* **TO DO**
In the entries below, every line that contains "Event" must be located and copied.

* **EXERCISE INPUT**
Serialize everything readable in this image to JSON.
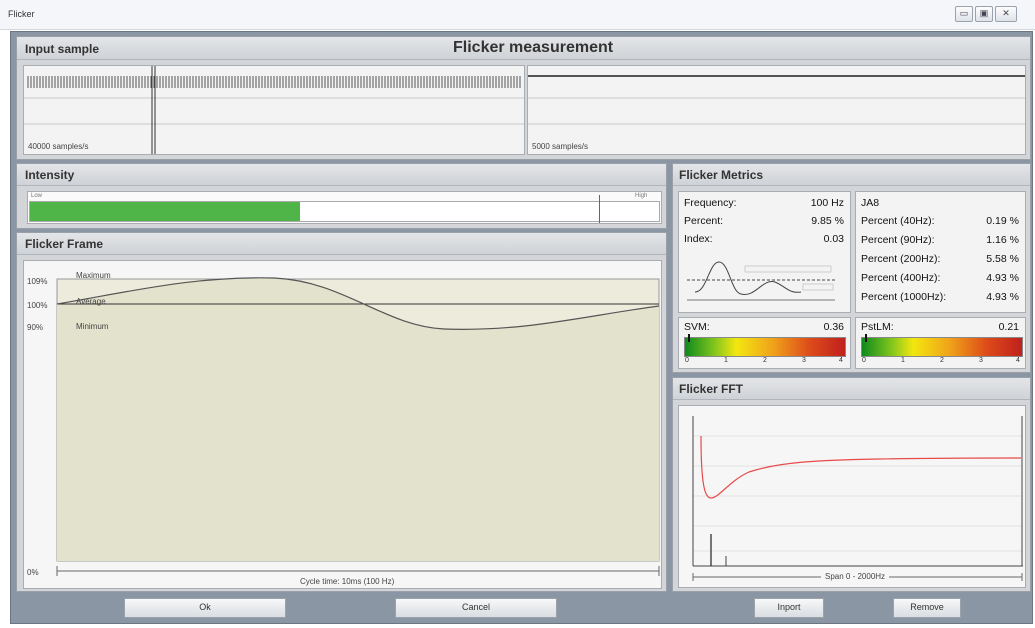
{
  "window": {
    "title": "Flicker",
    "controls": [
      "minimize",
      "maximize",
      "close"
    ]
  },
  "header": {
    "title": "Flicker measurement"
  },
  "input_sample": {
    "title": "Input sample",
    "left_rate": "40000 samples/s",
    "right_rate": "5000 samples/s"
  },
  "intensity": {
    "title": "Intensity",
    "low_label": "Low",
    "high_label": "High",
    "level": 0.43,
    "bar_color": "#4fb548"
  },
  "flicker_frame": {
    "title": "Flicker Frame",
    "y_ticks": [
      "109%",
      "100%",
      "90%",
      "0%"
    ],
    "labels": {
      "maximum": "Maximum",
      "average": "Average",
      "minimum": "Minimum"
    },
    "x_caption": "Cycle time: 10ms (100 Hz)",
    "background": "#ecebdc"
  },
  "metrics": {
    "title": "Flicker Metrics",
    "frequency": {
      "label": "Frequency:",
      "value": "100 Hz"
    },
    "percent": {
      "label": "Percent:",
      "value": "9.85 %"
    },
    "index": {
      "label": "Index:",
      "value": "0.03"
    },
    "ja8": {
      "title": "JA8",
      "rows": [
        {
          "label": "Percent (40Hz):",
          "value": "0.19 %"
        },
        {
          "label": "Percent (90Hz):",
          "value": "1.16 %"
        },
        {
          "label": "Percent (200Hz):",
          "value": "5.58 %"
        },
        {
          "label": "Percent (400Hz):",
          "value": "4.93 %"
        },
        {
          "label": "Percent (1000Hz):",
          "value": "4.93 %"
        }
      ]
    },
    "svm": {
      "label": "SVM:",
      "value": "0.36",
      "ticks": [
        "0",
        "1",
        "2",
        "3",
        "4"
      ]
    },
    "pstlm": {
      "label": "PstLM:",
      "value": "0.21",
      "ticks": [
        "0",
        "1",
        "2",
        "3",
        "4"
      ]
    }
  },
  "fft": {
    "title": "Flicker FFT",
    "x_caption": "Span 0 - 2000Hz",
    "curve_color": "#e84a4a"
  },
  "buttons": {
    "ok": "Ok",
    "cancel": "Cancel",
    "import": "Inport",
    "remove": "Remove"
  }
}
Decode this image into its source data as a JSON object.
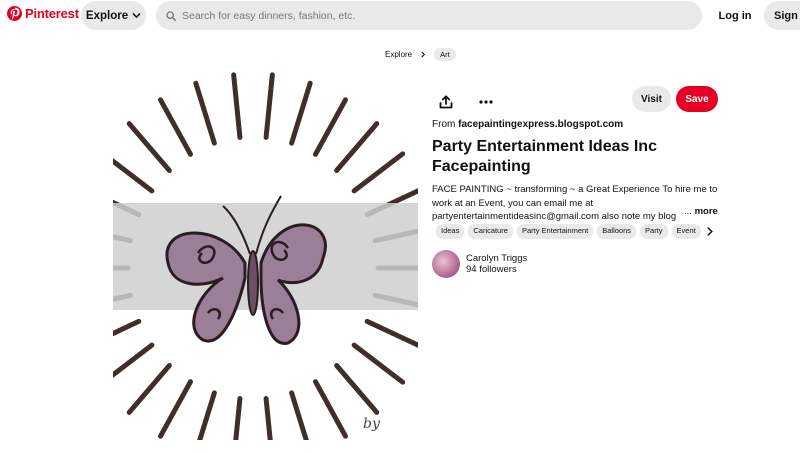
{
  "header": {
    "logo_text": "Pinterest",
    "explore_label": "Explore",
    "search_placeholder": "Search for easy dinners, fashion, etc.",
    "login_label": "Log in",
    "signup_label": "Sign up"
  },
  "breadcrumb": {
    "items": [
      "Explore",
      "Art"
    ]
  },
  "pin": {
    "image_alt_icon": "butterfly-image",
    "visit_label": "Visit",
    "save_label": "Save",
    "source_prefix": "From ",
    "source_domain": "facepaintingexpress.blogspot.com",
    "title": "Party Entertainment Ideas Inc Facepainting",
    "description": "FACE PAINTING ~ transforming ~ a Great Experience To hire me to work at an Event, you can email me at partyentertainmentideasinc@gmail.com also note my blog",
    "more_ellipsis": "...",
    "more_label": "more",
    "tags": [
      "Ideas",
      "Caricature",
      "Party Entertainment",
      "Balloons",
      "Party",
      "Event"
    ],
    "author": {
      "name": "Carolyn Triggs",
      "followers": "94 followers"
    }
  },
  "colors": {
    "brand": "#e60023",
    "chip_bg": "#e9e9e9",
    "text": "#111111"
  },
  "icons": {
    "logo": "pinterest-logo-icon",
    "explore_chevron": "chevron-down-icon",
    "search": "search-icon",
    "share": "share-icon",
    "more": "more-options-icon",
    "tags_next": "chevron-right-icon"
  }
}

* **PROBLEM SOLUTION**
    "description": "FACE PAINTING ~ transforming ~ a Great Experience To hire me to work at an Event, you can email me at partyentertainmentideasinc@gmail.com also note my blog",
      "Event"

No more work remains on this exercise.